======== TASK INPUT

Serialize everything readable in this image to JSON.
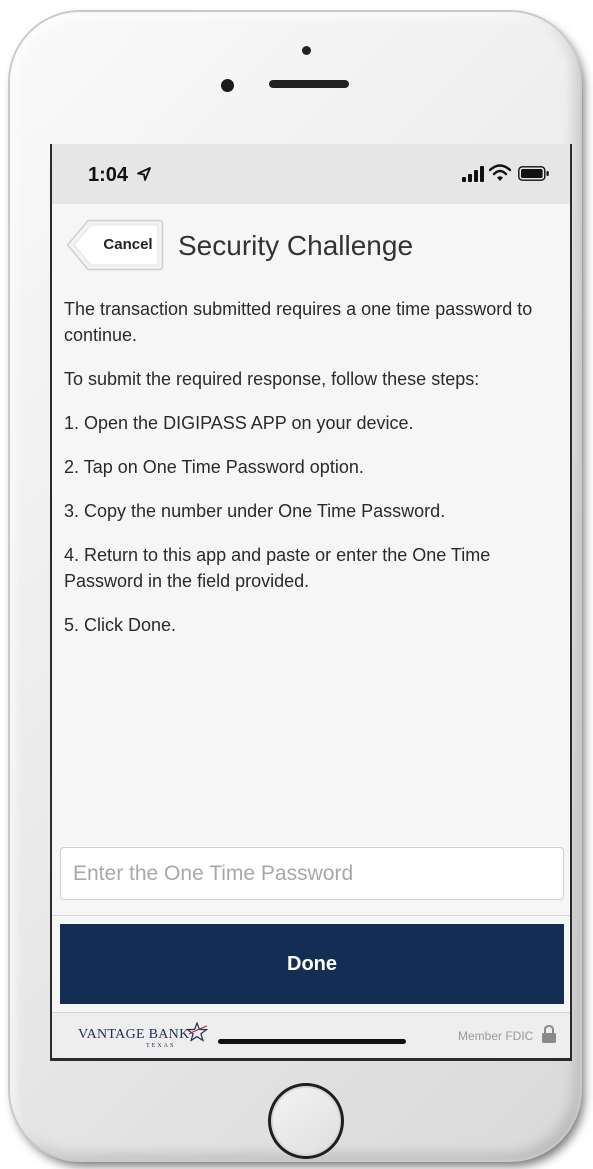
{
  "status_bar": {
    "time": "1:04",
    "icons": [
      "location-arrow-icon",
      "cellular-signal-icon",
      "wifi-icon",
      "battery-icon"
    ]
  },
  "header": {
    "cancel_label": "Cancel",
    "title": "Security Challenge"
  },
  "instructions": {
    "intro": "The transaction submitted requires a one time password to continue.",
    "lead": "To submit the required response, follow these steps:",
    "steps": [
      "1. Open the DIGIPASS APP on your device.",
      "2. Tap on One Time Password option.",
      "3. Copy the number under One Time Password.",
      "4. Return to this app and paste or enter the One Time Password in the field provided.",
      "5. Click Done."
    ]
  },
  "otp_field": {
    "placeholder": "Enter the One Time Password",
    "value": ""
  },
  "done_label": "Done",
  "footer": {
    "brand": "VANTAGE BANK",
    "brand_sub": "TEXAS",
    "fdic": "Member FDIC"
  },
  "colors": {
    "primary_button": "#132d55",
    "brand": "#1c2f55",
    "screen_background": "#f6f6f6"
  }
}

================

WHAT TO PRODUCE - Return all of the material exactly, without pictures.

COMPLETED EXERCISE -
Serialize everything readable in this image to JSON.
{
  "status_bar": {
    "time": "1:04",
    "icons": [
      "location-arrow-icon",
      "cellular-signal-icon",
      "wifi-icon",
      "battery-icon"
    ]
  },
  "header": {
    "cancel_label": "Cancel",
    "title": "Security Challenge"
  },
  "instructions": {
    "intro": "The transaction submitted requires a one time password to continue.",
    "lead": "To submit the required response, follow these steps:",
    "steps": [
      "1. Open the DIGIPASS APP on your device.",
      "2. Tap on One Time Password option.",
      "3. Copy the number under One Time Password.",
      "4. Return to this app and paste or enter the One Time Password in the field provided.",
      "5. Click Done."
    ]
  },
  "otp_field": {
    "placeholder": "Enter the One Time Password",
    "value": ""
  },
  "done_label": "Done",
  "footer": {
    "brand": "VANTAGE BANK",
    "brand_sub": "TEXAS",
    "fdic": "Member FDIC"
  },
  "colors": {
    "primary_button": "#132d55",
    "brand": "#1c2f55",
    "screen_background": "#f6f6f6"
  }
}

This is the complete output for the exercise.